“The worst abuse is suffered by the youngest.” New statistics show babies and toddlers suffer the worst sexual abuse online
The Internet Watch Foundation finds harrowing new trend which shows the younger the victim, the more severe the sexual abuse
Children aged zero to two suffer the worst forms of child sexual abuse, the Internet Watch Foundation (IWF) can reveal.
New statistics released today (Monday) show that over the past three years, the younger the victim, the more likely child sexual abuse images online depicting them will be a category A image - involving penetrative sexual activity, sexual activity with an animal or sadism.
The data was put together by the Internet Watch Foundation, an independent not-for-profit organisation which makes the internet safer by removing child sexual abuse material. The watchdog is the only organisation in the UK that can proactively find and assess online child sexual abuse images. It then works internationally with internet companies to get them removed.
It found that from January 2014 to September 2017, 63 percent of child sexual abuse material showing children aged zero to two was category A, for three to six-year-olds, the figure was 57 percent and for seven to 10-year-olds 36 percent of images were category A. For the 11 to 13 age group the figure was 20 percent, for 14 to 16 they amounted to 16 percent and for 16 to 17-year-olds it was seven percent. The data shows a strong correlation between the age of the child and the form of abuse.
Susie Hargreaves, CEO at the IWF, said the statistics are “shocking” and show why it is so important that the IWF continues to stamp out child sexual abuse imagery online.
She said: “At the IWF, our analysts do what others can’t by finding images of real life child sexual abuse in order to have these images removed from the internet. Every time an image is shared and watched by another person the child suffers re-victimisation, and we know this can have a huge and long-lasting impact on a victim.
“That means every day our analysts are working to stop these horrific images of young babies and toddlers being raped and tortured from being shared on the internet. We know these statistics will horrify and upset people but it’s important that people understand why we need to keep doing what we do.
“We are continuing to work with the internet industry to put an end to online child sexual abuse imagery. Since the IWF started in 1996, we’ve taken the amount of child sexual abuse material hosted in the UK down from 18 percent to just 0.1 percent. Despite this, we still find one of these images or videos every nine minutes, which is why we need a global effort to see this material removed once and for all.”
Category B images, images involving non-penetrative sexual activity, remained steadier between all age groups – ranging from 17 percent to 30 percent of the overall images seen.
In turn, images of 14 and 15-year-olds were most likely to be category C at 67 percent.

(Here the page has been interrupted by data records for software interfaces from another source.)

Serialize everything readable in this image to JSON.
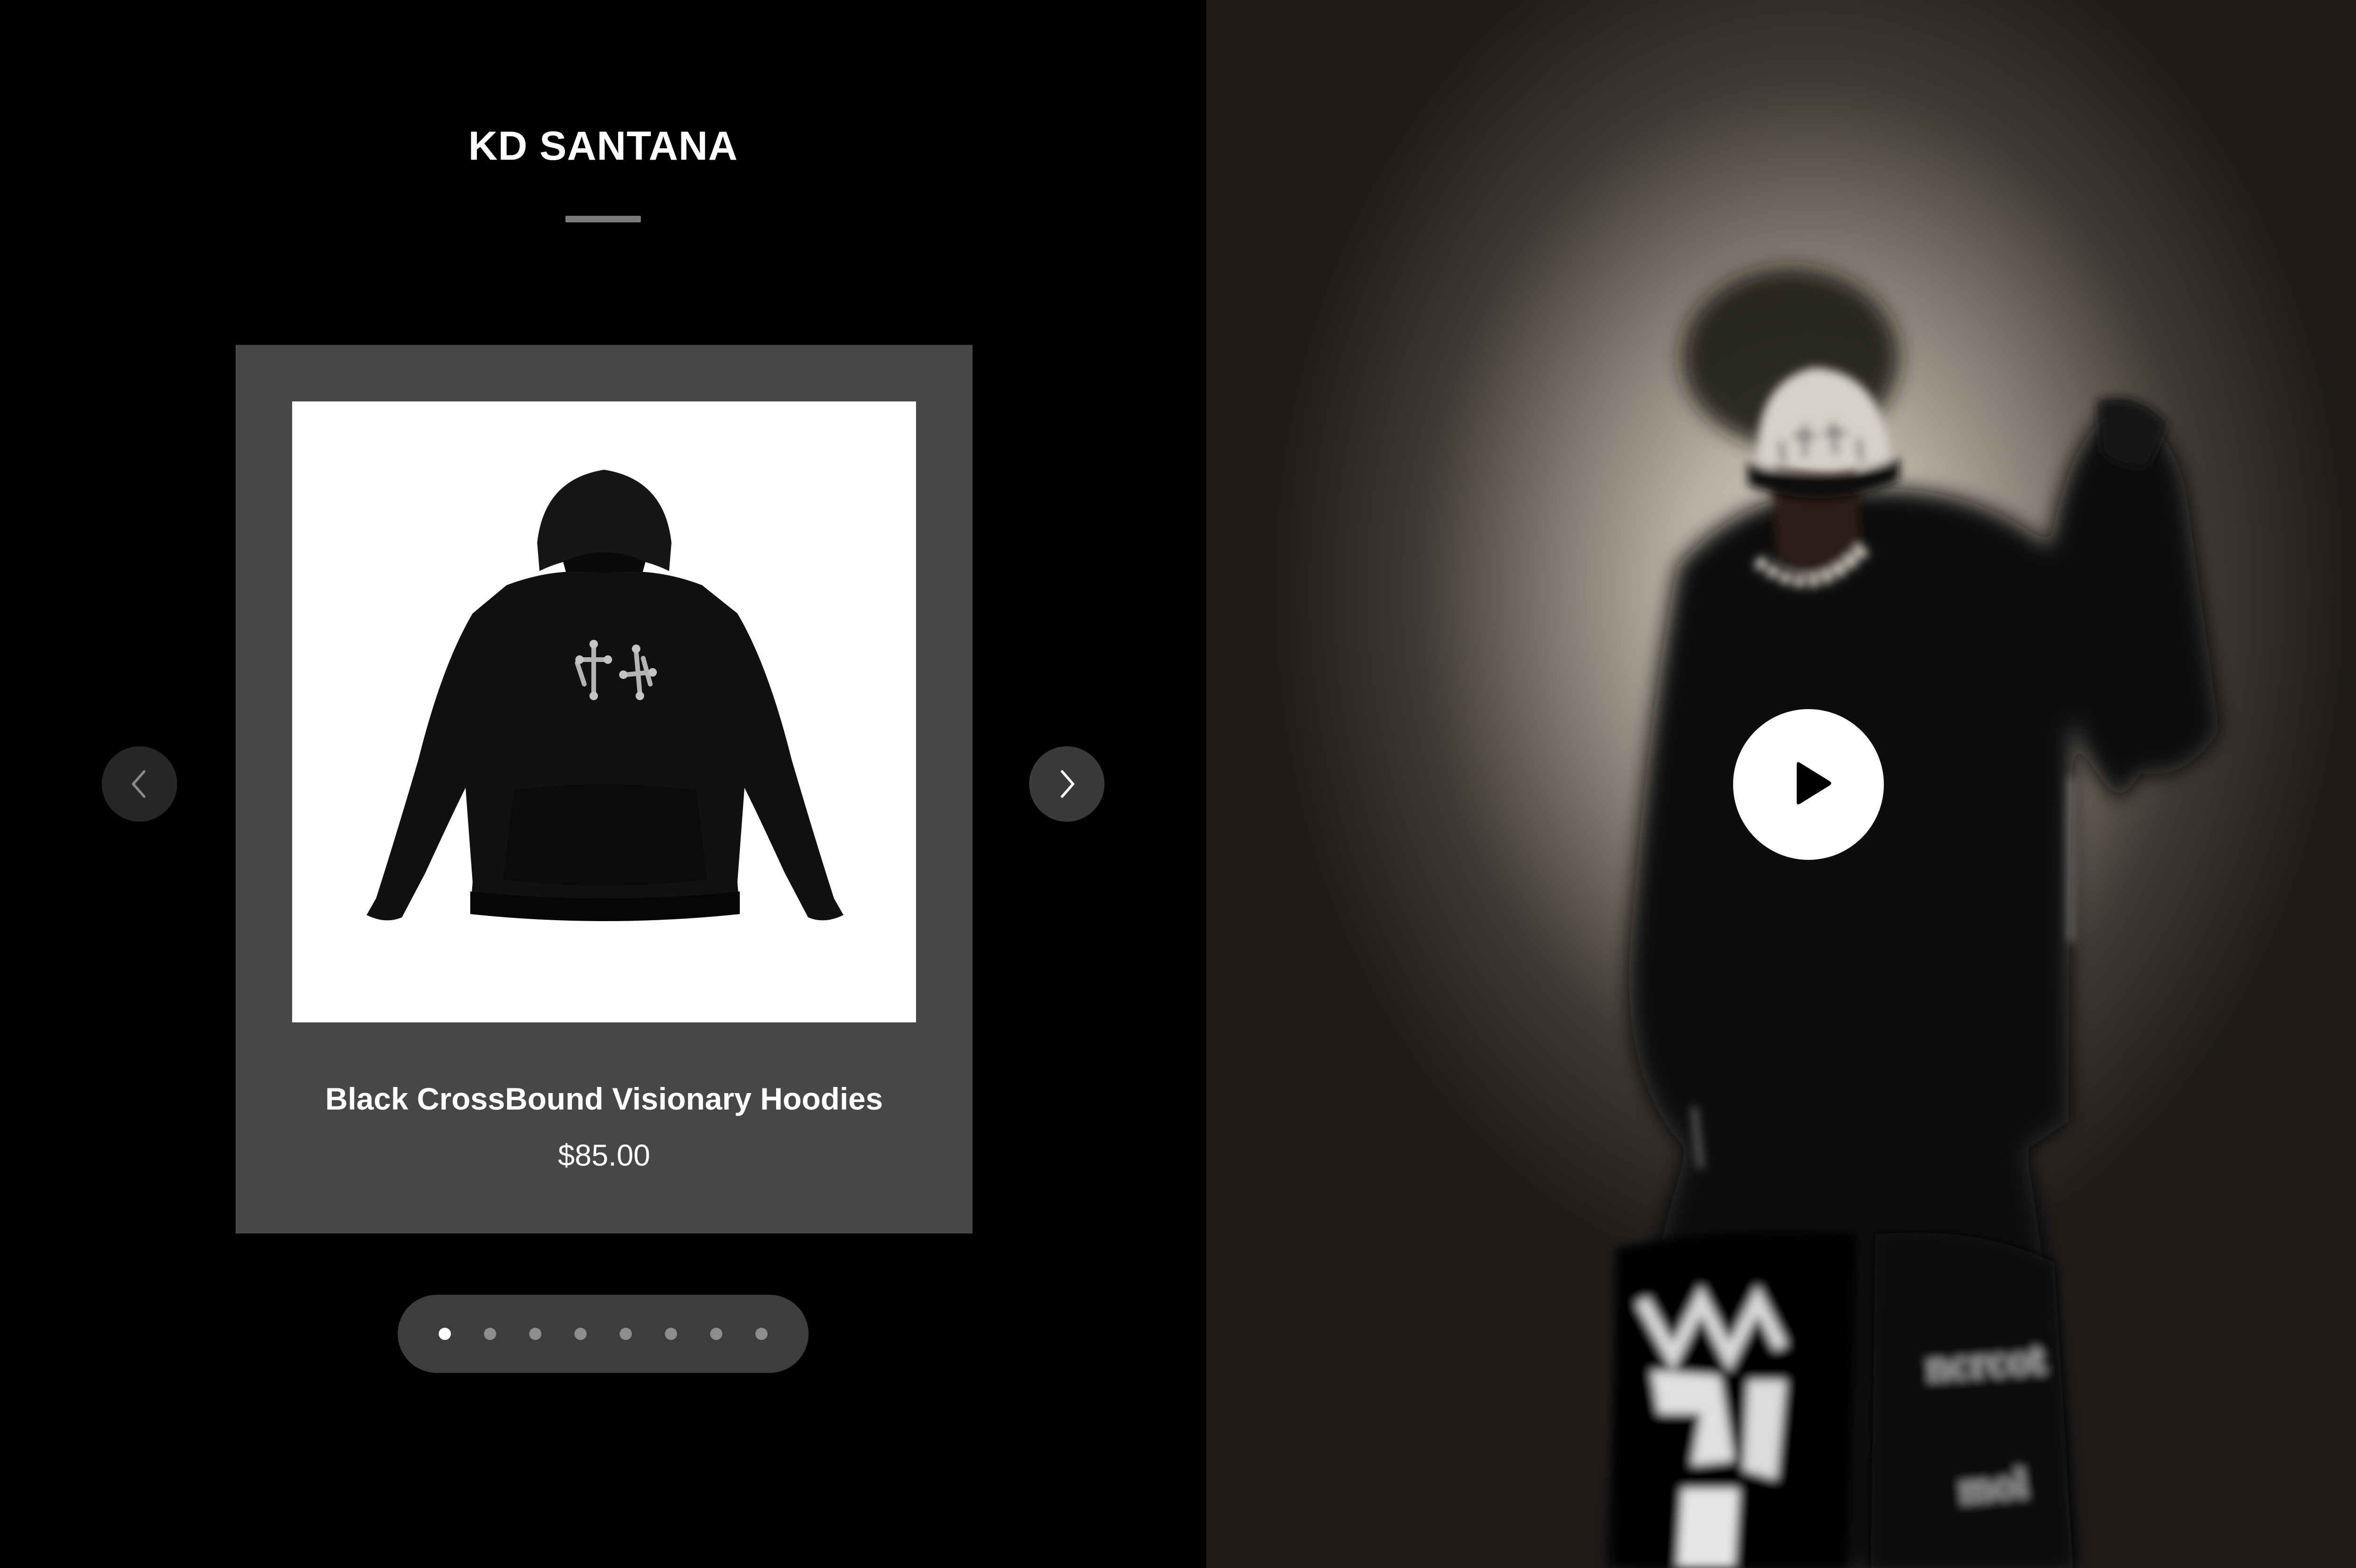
{
  "brand": {
    "title": "KD SANTANA"
  },
  "carousel": {
    "product": {
      "name": "Black CrossBound Visionary Hoodies",
      "price": "$85.00",
      "image_icon": "hoodie-product-image"
    },
    "prev_icon": "chevron-left-icon",
    "next_icon": "chevron-right-icon",
    "pager": {
      "total": 8,
      "active_index": 0
    }
  },
  "video": {
    "play_icon": "play-icon",
    "poster": "model-wearing-hoodie-photo"
  },
  "colors": {
    "page_background": "#000000",
    "card_background": "#474747",
    "pager_background": "#3d3d3d",
    "accent_white": "#ffffff"
  }
}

Aside from the 16 to 17 age group coming in very slightly lower at 66 percent, the likelihood of the images being category C increased with age. The IWF puts this down to an increase in self-generated content.
Overall the IWF saw:
- 5,802 webpages showing images of zero to two-year-olds;
- 32,462 webpages with images of three to six-year-olds;
- 99,703 webpages with images of seven to 10s;
- 75,077 for 11 to 13;
- 5,023 for 14 to 15 and
- 3,518 for 16 to 17-year-olds.
One webpage can contain between one and thousands of images.